## WHAT THE TASK ASKS
Make an exact copy of every entry.

(Interface dataset entries)

<<<<

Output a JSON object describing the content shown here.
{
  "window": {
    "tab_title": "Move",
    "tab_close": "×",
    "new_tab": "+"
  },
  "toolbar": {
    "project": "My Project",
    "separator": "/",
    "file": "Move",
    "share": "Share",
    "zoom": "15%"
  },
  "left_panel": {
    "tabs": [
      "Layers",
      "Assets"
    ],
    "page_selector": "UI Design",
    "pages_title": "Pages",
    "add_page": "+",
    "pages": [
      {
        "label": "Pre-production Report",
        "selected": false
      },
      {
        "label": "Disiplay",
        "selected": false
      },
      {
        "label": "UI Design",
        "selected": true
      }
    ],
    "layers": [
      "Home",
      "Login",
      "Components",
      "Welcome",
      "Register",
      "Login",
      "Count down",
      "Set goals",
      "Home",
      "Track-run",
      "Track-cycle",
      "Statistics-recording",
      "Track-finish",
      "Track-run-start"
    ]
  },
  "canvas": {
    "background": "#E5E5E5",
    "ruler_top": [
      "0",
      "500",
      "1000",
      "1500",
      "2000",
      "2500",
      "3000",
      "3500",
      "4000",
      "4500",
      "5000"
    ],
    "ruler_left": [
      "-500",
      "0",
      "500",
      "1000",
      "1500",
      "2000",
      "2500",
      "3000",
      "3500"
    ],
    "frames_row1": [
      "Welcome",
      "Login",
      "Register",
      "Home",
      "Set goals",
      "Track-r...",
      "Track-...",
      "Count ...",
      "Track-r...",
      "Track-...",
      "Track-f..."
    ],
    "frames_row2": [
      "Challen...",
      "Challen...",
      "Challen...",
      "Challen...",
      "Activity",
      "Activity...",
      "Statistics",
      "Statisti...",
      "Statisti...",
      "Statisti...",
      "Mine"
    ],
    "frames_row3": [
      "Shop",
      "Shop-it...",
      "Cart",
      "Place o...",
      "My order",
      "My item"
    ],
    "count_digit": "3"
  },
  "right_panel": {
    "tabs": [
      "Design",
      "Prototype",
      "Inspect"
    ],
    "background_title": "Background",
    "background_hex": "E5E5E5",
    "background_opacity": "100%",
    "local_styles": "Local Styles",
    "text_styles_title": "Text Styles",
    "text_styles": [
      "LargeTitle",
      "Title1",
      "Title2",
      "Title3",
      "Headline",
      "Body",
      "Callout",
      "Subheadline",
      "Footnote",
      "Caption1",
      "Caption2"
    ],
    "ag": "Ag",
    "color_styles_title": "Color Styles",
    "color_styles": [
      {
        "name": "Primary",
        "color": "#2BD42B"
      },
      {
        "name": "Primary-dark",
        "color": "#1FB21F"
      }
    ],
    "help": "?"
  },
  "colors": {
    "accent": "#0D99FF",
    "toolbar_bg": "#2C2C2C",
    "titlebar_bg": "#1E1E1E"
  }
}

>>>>

## SOLUTION TO THIS TASK
Output a JSON object describing the content shown here.
{
  "window": {
    "tab_title": "Move",
    "tab_close": "×",
    "new_tab": "+"
  },
  "toolbar": {
    "project": "My Project",
    "separator": "/",
    "file": "Move",
    "share": "Share",
    "zoom": "15%"
  },
  "left_panel": {
    "tabs": [
      "Layers",
      "Assets"
    ],
    "page_selector": "UI Design",
    "pages_title": "Pages",
    "add_page": "+",
    "pages": [
      {
        "label": "Pre-production Report",
        "selected": false
      },
      {
        "label": "Disiplay",
        "selected": false
      },
      {
        "label": "UI Design",
        "selected": true
      }
    ],
    "layers": [
      "Home",
      "Login",
      "Components",
      "Welcome",
      "Register",
      "Login",
      "Count down",
      "Set goals",
      "Home",
      "Track-run",
      "Track-cycle",
      "Statistics-recording",
      "Track-finish",
      "Track-run-start"
    ]
  },
  "canvas": {
    "background": "#E5E5E5",
    "ruler_top": [
      "0",
      "500",
      "1000",
      "1500",
      "2000",
      "2500",
      "3000",
      "3500",
      "4000",
      "4500",
      "5000"
    ],
    "ruler_left": [
      "-500",
      "0",
      "500",
      "1000",
      "1500",
      "2000",
      "2500",
      "3000",
      "3500"
    ],
    "frames_row1": [
      "Welcome",
      "Login",
      "Register",
      "Home",
      "Set goals",
      "Track-r...",
      "Track-...",
      "Count ...",
      "Track-r...",
      "Track-...",
      "Track-f..."
    ],
    "frames_row2": [
      "Challen...",
      "Challen...",
      "Challen...",
      "Challen...",
      "Activity",
      "Activity...",
      "Statistics",
      "Statisti...",
      "Statisti...",
      "Statisti...",
      "Mine"
    ],
    "frames_row3": [
      "Shop",
      "Shop-it...",
      "Cart",
      "Place o...",
      "My order",
      "My item"
    ],
    "count_digit": "3"
  },
  "right_panel": {
    "tabs": [
      "Design",
      "Prototype",
      "Inspect"
    ],
    "background_title": "Background",
    "background_hex": "E5E5E5",
    "background_opacity": "100%",
    "local_styles": "Local Styles",
    "text_styles_title": "Text Styles",
    "text_styles": [
      "LargeTitle",
      "Title1",
      "Title2",
      "Title3",
      "Headline",
      "Body",
      "Callout",
      "Subheadline",
      "Footnote",
      "Caption1",
      "Caption2"
    ],
    "ag": "Ag",
    "color_styles_title": "Color Styles",
    "color_styles": [
      {
        "name": "Primary",
        "color": "#2BD42B"
      },
      {
        "name": "Primary-dark",
        "color": "#1FB21F"
      }
    ],
    "help": "?"
  },
  "colors": {
    "accent": "#0D99FF",
    "toolbar_bg": "#2C2C2C",
    "titlebar_bg": "#1E1E1E"
  }
}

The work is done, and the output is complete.